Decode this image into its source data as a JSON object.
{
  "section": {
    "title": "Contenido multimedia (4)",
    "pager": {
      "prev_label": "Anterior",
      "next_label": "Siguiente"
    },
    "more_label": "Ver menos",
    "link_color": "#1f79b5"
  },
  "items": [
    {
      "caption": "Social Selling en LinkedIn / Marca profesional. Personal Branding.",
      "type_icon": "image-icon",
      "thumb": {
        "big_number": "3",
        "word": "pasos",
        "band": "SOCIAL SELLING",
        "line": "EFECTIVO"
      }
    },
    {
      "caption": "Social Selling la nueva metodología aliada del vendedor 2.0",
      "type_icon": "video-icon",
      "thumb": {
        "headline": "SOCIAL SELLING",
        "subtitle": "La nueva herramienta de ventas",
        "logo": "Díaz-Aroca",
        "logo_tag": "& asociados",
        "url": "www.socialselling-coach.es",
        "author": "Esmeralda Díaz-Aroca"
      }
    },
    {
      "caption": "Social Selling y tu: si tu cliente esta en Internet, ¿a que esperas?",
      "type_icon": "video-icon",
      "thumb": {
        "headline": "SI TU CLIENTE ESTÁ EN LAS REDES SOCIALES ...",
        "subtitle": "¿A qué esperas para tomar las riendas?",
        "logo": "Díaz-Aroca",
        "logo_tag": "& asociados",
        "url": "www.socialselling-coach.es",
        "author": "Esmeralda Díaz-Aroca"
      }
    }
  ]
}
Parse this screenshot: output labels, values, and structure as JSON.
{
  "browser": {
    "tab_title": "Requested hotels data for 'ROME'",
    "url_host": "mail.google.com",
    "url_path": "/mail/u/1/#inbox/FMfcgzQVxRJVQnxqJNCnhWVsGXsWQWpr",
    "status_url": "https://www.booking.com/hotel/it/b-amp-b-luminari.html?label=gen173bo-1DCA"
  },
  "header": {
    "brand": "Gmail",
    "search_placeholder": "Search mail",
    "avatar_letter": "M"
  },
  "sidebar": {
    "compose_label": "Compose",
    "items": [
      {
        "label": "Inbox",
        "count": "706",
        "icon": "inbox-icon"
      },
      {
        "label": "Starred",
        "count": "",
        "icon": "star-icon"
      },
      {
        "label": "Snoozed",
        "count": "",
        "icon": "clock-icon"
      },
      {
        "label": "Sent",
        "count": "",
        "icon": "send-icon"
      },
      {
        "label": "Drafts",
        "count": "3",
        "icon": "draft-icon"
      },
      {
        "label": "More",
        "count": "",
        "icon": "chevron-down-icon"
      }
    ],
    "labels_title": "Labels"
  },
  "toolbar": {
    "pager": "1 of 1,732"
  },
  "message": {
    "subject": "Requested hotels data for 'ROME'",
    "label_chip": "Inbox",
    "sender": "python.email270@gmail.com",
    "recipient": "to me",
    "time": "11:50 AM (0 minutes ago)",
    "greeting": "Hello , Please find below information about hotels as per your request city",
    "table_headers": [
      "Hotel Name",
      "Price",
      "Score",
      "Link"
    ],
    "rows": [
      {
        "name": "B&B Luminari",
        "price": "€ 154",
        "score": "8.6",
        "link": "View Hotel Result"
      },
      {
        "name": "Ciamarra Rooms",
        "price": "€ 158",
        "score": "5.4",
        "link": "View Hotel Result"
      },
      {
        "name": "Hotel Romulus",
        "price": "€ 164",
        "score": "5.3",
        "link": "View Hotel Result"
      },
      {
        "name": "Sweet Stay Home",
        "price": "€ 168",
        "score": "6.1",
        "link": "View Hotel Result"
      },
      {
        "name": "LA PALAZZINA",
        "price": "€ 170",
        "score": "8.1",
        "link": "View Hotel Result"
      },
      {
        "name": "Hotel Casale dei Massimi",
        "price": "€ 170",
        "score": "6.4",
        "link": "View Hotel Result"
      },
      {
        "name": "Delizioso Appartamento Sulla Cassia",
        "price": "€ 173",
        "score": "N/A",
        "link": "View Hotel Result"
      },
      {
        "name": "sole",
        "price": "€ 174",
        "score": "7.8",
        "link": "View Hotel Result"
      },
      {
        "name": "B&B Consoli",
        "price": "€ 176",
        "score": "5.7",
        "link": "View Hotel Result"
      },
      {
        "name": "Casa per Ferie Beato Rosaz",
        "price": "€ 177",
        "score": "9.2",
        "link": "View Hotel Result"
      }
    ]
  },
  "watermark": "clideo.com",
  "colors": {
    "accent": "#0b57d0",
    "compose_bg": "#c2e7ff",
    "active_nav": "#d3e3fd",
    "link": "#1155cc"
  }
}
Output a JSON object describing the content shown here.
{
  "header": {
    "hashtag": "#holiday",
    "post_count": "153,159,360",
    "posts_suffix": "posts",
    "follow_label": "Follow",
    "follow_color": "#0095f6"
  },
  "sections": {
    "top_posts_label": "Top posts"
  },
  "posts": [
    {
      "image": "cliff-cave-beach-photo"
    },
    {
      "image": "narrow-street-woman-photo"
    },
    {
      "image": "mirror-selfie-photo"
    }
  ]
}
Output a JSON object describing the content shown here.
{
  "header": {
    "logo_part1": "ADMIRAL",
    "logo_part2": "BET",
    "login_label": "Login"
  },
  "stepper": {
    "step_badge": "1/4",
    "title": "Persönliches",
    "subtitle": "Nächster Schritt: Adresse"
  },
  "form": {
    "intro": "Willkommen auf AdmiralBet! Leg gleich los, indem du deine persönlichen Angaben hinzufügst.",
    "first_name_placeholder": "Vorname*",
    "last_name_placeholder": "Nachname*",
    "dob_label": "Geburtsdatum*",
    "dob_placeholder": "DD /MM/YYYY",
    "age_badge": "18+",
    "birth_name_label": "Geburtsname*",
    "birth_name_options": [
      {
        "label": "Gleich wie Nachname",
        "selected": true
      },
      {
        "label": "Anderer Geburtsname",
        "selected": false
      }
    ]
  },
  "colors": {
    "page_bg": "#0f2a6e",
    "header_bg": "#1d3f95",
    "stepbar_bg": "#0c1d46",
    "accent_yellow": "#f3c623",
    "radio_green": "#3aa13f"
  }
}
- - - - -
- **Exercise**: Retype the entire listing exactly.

- **Exercise result**:
Decode this image into its source data as a JSON object.
{
  "section": {
    "title": "Contenido multimedia (4)",
    "pager": {
      "prev_label": "Anterior",
      "next_label": "Siguiente"
    },
    "more_label": "Ver menos",
    "link_color": "#1f79b5"
  },
  "items": [
    {
      "caption": "Social Selling en LinkedIn / Marca profesional. Personal Branding.",
      "type_icon": "image-icon",
      "thumb": {
        "big_number": "3",
        "word": "pasos",
        "band": "SOCIAL SELLING",
        "line": "EFECTIVO"
      }
    },
    {
      "caption": "Social Selling la nueva metodología aliada del vendedor 2.0",
      "type_icon": "video-icon",
      "thumb": {
        "headline": "SOCIAL SELLING",
        "subtitle": "La nueva herramienta de ventas",
        "logo": "Díaz-Aroca",
        "logo_tag": "& asociados",
        "url": "www.socialselling-coach.es",
        "author": "Esmeralda Díaz-Aroca"
      }
    },
    {
      "caption": "Social Selling y tu: si tu cliente esta en Internet, ¿a que esperas?",
      "type_icon": "video-icon",
      "thumb": {
        "headline": "SI TU CLIENTE ESTÁ EN LAS REDES SOCIALES ...",
        "subtitle": "¿A qué esperas para tomar las riendas?",
        "logo": "Díaz-Aroca",
        "logo_tag": "& asociados",
        "url": "www.socialselling-coach.es",
        "author": "Esmeralda Díaz-Aroca"
      }
    }
  ]
}
Parse this screenshot: output labels, values, and structure as JSON.
{
  "browser": {
    "tab_title": "Requested hotels data for 'ROME'",
    "url_host": "mail.google.com",
    "url_path": "/mail/u/1/#inbox/FMfcgzQVxRJVQnxqJNCnhWVsGXsWQWpr",
    "status_url": "https://www.booking.com/hotel/it/b-amp-b-luminari.html?label=gen173bo-1DCA"
  },
  "header": {
    "brand": "Gmail",
    "search_placeholder": "Search mail",
    "avatar_letter": "M"
  },
  "sidebar": {
    "compose_label": "Compose",
    "items": [
      {
        "label": "Inbox",
        "count": "706",
        "icon": "inbox-icon"
      },
      {
        "label": "Starred",
        "count": "",
        "icon": "star-icon"
      },
      {
        "label": "Snoozed",
        "count": "",
        "icon": "clock-icon"
      },
      {
        "label": "Sent",
        "count": "",
        "icon": "send-icon"
      },
      {
        "label": "Drafts",
        "count": "3",
        "icon": "draft-icon"
      },
      {
        "label": "More",
        "count": "",
        "icon": "chevron-down-icon"
      }
    ],
    "labels_title": "Labels"
  },
  "toolbar": {
    "pager": "1 of 1,732"
  },
  "message": {
    "subject": "Requested hotels data for 'ROME'",
    "label_chip": "Inbox",
    "sender": "python.email270@gmail.com",
    "recipient": "to me",
    "time": "11:50 AM (0 minutes ago)",
    "greeting": "Hello , Please find below information about hotels as per your request city",
    "table_headers": [
      "Hotel Name",
      "Price",
      "Score",
      "Link"
    ],
    "rows": [
      {
        "name": "B&B Luminari",
        "price": "€ 154",
        "score": "8.6",
        "link": "View Hotel Result"
      },
      {
        "name": "Ciamarra Rooms",
        "price": "€ 158",
        "score": "5.4",
        "link": "View Hotel Result"
      },
      {
        "name": "Hotel Romulus",
        "price": "€ 164",
        "score": "5.3",
        "link": "View Hotel Result"
      },
      {
        "name": "Sweet Stay Home",
        "price": "€ 168",
        "score": "6.1",
        "link": "View Hotel Result"
      },
      {
        "name": "LA PALAZZINA",
        "price": "€ 170",
        "score": "8.1",
        "link": "View Hotel Result"
      },
      {
        "name": "Hotel Casale dei Massimi",
        "price": "€ 170",
        "score": "6.4",
        "link": "View Hotel Result"
      },
      {
        "name": "Delizioso Appartamento Sulla Cassia",
        "price": "€ 173",
        "score": "N/A",
        "link": "View Hotel Result"
      },
      {
        "name": "sole",
        "price": "€ 174",
        "score": "7.8",
        "link": "View Hotel Result"
      },
      {
        "name": "B&B Consoli",
        "price": "€ 176",
        "score": "5.7",
        "link": "View Hotel Result"
      },
      {
        "name": "Casa per Ferie Beato Rosaz",
        "price": "€ 177",
        "score": "9.2",
        "link": "View Hotel Result"
      }
    ]
  },
  "watermark": "clideo.com",
  "colors": {
    "accent": "#0b57d0",
    "compose_bg": "#c2e7ff",
    "active_nav": "#d3e3fd",
    "link": "#1155cc"
  }
}
Output a JSON object describing the content shown here.
{
  "header": {
    "hashtag": "#holiday",
    "post_count": "153,159,360",
    "posts_suffix": "posts",
    "follow_label": "Follow",
    "follow_color": "#0095f6"
  },
  "sections": {
    "top_posts_label": "Top posts"
  },
  "posts": [
    {
      "image": "cliff-cave-beach-photo"
    },
    {
      "image": "narrow-street-woman-photo"
    },
    {
      "image": "mirror-selfie-photo"
    }
  ]
}
Output a JSON object describing the content shown here.
{
  "header": {
    "logo_part1": "ADMIRAL",
    "logo_part2": "BET",
    "login_label": "Login"
  },
  "stepper": {
    "step_badge": "1/4",
    "title": "Persönliches",
    "subtitle": "Nächster Schritt: Adresse"
  },
  "form": {
    "intro": "Willkommen auf AdmiralBet! Leg gleich los, indem du deine persönlichen Angaben hinzufügst.",
    "first_name_placeholder": "Vorname*",
    "last_name_placeholder": "Nachname*",
    "dob_label": "Geburtsdatum*",
    "dob_placeholder": "DD /MM/YYYY",
    "age_badge": "18+",
    "birth_name_label": "Geburtsname*",
    "birth_name_options": [
      {
        "label": "Gleich wie Nachname",
        "selected": true
      },
      {
        "label": "Anderer Geburtsname",
        "selected": false
      }
    ]
  },
  "colors": {
    "page_bg": "#0f2a6e",
    "header_bg": "#1d3f95",
    "stepbar_bg": "#0c1d46",
    "accent_yellow": "#f3c623",
    "radio_green": "#3aa13f"
  }
}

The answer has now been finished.